The busy nature of schools and little time for coordination and face-to-face communication can sometimes lead you away from the best professional decisions. This week a chain reaction of events related to a number of decisions illustrated this for me. In bus, complex systems like schools, it's integral to keep your professional priorities up front in order to teach and collaborate well.
As I think about this and ready for a large number of upcoming professional decisions and events, I want to be cognizant of the following professional priorities.
Positive Teamwork: Listening and Sensitivity
Google's study recognizes attributes of positive teamwork: listening to one another and sensitivity to feelings and needs. These characteristics were clearly evident this week in a sensitive note a colleague wrote to a parent. She shared that note with me. For some, listening and sensitivity come easy, and for others these traits are challenging. Whatever the case, it's in our best interests to put these qualities up front when it comes to learning and leading with students, family members, colleagues, administrators, and citizens.
No educator can do all things and that's why it's important to understand each others' goals and work together to get the job done well. An example of this was yesterday's Open Circle meeting. Our highly qualified school psychologist led the meeting with tremendous respect and knowledge. I had the chance to participate quietly while observing my students' investment in the shared conversation about teamwork and share. It was wonderful.
Our grade-level teaching team meets three or more times a week to discuss the teaching/learning program and students' needs and interests. Together we plan the program to teach students as well as we can. We profit from each others' expertise. This is a successful, positive approach.
We make it a priority to regularly share information related to what happened, what's happening, and what will happen with the entire learning community including families, students, colleagues, and administrators. This helps everyone in the learning community to stay on the same page and work together. By communicating plans ahead of time, it also give the community time to ask questions, make corrections, enrich, and update programming to come before it happens. This lessens the chance of errors that can confound our good work.
Focused, Targeted Individual and Whole Team Efforts
We carefully use both informal and formal data, observation, and information to plan thoughtful learning experiences for all students. We work to teach all students identified system-wide and state standards as well as learning points that match students' and the community's interests and needs.
When we make decisions, we think "children first" to guide our decision making. At times this can be tough especially when politics or system snags, sensitivities, budgets, and old think hinder "children first" actions. Issues such as free breakfast, vouchers for services/equipment, equitable access to technology, service delivery, parent contact/collaboration, language used, and role definition may create difficult discussions and change for all of us as we work to bridge opportunity gaps and work to teach every child well. It's integral to keep in mind that it's always okay to advocate for what a child needs, but that advocacy starts best with questioning and always demands respectful language and action. This is not always easy when time is rushed, investment is deep, and perspectives differ, but nevertheless, it's vital when it comes to successful professional efforts.

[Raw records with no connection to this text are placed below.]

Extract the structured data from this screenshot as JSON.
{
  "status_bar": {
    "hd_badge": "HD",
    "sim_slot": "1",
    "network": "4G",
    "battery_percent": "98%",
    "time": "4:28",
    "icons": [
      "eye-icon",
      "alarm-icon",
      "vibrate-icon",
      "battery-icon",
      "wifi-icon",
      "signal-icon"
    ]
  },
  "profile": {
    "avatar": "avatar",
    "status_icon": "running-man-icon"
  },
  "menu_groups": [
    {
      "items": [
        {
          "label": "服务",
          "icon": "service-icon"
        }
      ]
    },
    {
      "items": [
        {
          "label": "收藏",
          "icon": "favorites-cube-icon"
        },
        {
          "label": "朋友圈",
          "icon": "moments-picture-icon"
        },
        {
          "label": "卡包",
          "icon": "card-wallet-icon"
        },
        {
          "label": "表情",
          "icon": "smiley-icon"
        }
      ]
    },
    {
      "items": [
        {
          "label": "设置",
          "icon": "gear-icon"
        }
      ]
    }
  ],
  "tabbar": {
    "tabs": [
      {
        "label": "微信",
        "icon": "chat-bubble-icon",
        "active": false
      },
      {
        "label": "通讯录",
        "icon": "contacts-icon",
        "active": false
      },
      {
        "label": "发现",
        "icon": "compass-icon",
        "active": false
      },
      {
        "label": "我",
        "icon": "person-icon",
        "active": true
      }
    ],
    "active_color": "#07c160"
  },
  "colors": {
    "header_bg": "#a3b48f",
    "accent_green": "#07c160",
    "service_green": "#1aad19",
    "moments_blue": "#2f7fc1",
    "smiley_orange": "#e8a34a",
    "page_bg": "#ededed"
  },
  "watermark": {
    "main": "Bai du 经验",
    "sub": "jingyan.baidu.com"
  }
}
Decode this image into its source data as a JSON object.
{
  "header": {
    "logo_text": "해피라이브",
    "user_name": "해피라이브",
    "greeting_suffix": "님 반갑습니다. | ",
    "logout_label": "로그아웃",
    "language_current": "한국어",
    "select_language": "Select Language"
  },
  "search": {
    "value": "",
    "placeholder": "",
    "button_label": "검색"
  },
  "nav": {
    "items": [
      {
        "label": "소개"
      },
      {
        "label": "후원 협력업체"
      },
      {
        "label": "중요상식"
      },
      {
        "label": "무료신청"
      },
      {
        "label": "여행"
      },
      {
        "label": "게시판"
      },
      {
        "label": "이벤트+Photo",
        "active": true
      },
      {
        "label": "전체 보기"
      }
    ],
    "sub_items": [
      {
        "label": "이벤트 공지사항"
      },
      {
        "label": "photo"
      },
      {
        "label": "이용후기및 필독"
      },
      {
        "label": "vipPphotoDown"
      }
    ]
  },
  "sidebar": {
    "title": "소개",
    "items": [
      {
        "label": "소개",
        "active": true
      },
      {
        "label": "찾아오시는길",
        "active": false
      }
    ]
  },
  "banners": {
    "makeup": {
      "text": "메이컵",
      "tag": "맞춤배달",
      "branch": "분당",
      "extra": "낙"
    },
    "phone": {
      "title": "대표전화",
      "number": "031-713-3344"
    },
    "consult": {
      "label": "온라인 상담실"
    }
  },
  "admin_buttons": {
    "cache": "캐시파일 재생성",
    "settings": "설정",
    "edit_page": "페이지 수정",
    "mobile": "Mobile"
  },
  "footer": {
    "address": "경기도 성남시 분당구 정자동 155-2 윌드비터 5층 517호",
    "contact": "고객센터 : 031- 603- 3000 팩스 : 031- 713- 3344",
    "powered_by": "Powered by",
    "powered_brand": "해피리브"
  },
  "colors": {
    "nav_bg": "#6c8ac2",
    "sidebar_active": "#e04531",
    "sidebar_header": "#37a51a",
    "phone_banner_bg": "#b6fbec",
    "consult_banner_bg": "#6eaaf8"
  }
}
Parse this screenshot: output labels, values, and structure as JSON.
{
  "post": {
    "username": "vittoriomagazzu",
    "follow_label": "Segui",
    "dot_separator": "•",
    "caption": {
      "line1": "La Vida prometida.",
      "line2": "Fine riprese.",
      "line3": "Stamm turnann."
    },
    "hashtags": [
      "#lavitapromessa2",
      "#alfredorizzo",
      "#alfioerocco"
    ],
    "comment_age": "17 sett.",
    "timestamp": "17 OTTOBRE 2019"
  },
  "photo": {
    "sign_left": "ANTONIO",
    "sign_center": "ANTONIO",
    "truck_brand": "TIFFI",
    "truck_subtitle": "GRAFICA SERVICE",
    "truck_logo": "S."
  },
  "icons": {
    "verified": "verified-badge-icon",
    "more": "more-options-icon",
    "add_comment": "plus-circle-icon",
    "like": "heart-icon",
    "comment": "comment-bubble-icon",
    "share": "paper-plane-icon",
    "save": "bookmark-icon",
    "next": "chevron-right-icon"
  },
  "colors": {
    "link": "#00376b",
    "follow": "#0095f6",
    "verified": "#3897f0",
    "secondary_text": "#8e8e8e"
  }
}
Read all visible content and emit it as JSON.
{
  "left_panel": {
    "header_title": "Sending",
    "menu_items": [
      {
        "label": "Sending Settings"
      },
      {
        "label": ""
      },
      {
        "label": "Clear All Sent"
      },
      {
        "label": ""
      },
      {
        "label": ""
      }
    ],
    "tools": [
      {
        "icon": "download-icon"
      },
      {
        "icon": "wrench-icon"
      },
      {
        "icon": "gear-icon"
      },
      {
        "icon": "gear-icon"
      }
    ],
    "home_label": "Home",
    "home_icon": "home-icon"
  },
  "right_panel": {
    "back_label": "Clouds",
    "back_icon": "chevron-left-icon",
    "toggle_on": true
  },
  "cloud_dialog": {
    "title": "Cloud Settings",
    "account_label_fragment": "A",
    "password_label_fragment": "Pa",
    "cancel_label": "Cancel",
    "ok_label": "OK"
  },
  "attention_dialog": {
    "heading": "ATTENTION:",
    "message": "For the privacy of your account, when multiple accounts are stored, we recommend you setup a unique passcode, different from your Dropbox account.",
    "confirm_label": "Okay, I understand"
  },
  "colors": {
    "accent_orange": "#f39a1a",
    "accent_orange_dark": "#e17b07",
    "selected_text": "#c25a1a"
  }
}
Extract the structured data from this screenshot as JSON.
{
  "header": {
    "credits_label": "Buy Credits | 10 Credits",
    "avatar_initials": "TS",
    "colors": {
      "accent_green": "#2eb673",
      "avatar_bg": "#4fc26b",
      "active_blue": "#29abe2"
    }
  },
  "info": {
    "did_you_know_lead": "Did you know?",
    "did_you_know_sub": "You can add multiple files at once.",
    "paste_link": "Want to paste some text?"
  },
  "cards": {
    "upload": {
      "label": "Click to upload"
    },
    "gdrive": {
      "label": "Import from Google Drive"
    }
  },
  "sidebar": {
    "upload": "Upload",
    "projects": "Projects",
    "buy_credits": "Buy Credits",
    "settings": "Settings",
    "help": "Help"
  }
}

We all have to embrace a growth mindset and be willing to grow together in our service to each other and the children we teach. Having an open mind and willingness to learn will maximize what we're able to do for every child.